(Saved data entries)
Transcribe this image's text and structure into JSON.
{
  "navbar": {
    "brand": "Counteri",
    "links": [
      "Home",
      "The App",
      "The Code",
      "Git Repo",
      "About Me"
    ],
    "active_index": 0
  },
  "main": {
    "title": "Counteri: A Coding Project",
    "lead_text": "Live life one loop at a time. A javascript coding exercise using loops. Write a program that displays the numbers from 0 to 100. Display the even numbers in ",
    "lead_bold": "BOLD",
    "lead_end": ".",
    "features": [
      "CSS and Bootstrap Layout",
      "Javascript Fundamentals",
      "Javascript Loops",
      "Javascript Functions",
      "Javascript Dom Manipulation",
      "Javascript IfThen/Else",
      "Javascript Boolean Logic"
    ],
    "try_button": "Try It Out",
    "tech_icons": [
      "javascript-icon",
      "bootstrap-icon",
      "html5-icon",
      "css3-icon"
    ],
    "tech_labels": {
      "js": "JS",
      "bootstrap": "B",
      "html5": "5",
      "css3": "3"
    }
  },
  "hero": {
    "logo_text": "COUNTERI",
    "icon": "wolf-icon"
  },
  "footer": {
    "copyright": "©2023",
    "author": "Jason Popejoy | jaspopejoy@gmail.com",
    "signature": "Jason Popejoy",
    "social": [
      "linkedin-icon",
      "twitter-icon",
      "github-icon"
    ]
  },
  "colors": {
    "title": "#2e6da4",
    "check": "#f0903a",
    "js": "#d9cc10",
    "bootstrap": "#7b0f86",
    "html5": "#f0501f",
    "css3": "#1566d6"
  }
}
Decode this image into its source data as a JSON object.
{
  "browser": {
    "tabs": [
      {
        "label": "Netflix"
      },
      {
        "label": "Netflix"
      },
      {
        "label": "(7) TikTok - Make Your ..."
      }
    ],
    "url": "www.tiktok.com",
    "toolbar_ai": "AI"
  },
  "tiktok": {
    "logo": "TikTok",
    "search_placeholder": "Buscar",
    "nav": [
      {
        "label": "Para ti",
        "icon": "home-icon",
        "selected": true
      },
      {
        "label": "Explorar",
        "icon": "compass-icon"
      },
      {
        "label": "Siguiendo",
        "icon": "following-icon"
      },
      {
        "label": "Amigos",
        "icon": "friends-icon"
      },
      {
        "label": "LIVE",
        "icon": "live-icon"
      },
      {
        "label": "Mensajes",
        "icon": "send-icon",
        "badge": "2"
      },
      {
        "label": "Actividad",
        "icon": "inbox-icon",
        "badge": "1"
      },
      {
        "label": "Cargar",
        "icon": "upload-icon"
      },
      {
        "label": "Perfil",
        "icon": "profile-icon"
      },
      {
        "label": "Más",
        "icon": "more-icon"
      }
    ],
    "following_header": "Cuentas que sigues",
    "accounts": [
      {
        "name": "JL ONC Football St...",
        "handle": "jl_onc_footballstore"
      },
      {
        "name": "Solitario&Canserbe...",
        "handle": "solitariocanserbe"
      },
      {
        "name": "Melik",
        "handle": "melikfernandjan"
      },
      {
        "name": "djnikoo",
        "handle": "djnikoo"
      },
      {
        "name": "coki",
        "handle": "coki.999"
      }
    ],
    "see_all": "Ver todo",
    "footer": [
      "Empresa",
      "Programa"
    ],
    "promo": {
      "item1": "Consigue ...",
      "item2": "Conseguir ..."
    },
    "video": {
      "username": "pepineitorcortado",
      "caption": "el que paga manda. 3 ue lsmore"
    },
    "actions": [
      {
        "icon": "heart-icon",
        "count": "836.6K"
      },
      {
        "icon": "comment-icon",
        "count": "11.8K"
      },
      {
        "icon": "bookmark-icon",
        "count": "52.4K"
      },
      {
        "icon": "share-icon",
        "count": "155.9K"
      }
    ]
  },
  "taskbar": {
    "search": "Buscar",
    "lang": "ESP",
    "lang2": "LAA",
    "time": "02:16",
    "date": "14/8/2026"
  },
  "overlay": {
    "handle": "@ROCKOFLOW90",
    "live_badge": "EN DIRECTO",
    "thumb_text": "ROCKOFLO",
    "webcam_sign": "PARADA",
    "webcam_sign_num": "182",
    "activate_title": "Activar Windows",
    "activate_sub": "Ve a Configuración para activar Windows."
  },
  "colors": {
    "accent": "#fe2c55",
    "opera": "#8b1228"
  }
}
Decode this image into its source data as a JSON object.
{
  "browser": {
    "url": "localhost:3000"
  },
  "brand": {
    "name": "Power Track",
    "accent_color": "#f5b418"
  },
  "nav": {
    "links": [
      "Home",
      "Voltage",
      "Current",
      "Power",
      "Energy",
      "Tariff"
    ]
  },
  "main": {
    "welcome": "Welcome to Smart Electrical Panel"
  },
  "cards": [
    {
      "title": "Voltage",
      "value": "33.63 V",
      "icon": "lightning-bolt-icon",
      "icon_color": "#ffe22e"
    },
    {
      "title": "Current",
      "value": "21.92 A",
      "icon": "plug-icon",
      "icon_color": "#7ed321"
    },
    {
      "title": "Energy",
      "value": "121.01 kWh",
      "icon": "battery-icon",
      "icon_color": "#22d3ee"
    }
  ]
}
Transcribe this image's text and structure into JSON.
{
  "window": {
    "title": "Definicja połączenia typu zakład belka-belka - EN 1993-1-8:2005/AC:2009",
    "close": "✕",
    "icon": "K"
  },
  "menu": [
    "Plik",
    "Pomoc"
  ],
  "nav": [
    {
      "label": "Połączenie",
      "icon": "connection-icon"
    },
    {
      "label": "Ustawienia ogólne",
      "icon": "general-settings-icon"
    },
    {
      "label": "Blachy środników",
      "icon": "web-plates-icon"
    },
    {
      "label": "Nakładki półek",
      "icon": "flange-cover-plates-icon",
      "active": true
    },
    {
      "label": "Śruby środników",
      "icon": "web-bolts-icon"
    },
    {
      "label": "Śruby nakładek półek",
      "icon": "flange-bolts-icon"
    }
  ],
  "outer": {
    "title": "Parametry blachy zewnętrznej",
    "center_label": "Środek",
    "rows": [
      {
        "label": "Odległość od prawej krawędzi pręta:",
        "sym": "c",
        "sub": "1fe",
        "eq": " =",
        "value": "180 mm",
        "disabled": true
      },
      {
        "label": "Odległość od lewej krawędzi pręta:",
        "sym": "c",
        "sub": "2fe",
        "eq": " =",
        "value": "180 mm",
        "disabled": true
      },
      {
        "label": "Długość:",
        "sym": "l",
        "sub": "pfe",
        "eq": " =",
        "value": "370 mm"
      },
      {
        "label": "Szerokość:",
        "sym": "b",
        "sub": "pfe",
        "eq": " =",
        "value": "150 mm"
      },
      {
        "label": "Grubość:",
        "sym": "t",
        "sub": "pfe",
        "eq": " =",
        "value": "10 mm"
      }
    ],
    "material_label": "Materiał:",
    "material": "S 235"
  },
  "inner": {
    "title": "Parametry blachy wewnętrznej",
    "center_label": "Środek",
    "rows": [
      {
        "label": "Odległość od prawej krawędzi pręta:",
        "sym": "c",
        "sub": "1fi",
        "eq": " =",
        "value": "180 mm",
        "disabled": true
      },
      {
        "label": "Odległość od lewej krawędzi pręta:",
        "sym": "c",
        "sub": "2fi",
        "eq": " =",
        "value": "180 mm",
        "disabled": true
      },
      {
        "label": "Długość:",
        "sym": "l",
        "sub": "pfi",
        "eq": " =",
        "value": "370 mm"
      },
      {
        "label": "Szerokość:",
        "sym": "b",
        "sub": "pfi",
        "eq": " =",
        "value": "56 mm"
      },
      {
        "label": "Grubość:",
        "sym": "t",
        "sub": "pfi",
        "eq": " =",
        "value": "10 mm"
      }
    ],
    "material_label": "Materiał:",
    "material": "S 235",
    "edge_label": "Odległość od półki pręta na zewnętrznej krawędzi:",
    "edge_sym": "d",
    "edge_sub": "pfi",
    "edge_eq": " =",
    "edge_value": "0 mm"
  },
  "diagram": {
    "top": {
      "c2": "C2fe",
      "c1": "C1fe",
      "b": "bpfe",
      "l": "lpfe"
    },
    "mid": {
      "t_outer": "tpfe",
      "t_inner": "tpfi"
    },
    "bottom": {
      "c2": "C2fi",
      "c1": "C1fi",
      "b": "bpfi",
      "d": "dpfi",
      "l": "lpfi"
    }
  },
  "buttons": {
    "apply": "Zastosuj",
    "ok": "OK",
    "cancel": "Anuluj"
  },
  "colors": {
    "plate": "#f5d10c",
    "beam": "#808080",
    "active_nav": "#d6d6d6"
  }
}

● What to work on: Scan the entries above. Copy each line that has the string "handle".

● Written solution:
        "handle": "jl_onc_footballstore"
        "handle": "solitariocanserbe"
        "handle": "melikfernandjan"
        "handle": "djnikoo"
        "handle": "coki.999"
    "handle": "@ROCKOFLOW90",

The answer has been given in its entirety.